• **Problem details**: Look through the records and copy each line that has "content" in it.

Dataset rows for apps and sites:
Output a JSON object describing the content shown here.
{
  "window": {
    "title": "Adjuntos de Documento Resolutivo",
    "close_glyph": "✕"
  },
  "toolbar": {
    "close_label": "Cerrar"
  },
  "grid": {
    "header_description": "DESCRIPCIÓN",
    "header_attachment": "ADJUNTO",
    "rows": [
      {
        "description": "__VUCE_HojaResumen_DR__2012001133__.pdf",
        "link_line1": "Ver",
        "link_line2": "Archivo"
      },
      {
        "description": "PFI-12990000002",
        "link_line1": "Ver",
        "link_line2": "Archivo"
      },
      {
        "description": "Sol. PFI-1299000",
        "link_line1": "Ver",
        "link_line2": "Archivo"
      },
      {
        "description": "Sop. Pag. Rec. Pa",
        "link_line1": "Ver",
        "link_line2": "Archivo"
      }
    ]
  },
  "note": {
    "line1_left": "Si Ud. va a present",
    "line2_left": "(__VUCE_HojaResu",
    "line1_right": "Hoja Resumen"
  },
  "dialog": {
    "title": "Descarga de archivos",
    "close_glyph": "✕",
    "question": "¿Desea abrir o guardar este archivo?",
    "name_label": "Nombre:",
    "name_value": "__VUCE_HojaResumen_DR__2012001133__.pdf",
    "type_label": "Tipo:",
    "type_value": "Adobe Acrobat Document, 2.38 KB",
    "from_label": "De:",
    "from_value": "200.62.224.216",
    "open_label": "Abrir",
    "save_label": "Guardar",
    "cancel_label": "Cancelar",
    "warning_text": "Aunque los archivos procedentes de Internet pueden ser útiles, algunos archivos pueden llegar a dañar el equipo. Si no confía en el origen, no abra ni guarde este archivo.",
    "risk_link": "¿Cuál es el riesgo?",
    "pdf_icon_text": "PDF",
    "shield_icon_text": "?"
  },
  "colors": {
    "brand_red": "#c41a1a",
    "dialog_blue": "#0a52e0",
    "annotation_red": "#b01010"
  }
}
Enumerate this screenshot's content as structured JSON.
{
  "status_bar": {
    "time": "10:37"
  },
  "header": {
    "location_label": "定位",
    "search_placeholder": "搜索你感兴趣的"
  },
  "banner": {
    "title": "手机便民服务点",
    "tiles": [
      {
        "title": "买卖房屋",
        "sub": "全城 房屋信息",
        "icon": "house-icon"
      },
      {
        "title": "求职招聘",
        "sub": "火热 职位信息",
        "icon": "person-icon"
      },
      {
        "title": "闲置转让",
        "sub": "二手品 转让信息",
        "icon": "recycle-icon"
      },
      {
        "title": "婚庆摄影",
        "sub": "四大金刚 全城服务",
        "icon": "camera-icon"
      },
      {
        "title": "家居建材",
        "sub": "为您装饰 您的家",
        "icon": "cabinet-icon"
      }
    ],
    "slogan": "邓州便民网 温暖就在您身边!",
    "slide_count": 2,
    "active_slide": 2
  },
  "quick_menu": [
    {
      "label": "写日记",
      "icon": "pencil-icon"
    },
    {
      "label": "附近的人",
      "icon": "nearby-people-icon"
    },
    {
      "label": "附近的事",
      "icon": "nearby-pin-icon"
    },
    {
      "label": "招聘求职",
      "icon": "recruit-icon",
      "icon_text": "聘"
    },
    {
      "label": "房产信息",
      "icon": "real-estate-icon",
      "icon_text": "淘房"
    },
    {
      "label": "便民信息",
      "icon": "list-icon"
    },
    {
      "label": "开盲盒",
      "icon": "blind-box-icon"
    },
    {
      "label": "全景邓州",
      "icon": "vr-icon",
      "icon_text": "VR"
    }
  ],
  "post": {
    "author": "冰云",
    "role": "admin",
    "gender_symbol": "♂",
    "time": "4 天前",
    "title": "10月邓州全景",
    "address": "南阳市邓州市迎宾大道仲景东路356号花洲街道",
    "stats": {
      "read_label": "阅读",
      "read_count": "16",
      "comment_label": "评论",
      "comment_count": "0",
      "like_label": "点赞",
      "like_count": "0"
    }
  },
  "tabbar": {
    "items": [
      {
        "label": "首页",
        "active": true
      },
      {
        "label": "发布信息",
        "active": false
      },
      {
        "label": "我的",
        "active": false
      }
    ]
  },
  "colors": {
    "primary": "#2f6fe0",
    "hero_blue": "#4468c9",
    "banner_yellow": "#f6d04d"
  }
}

• **Answer space**:
Output a JSON object describing the content shown here.
Enumerate this screenshot's content as structured JSON.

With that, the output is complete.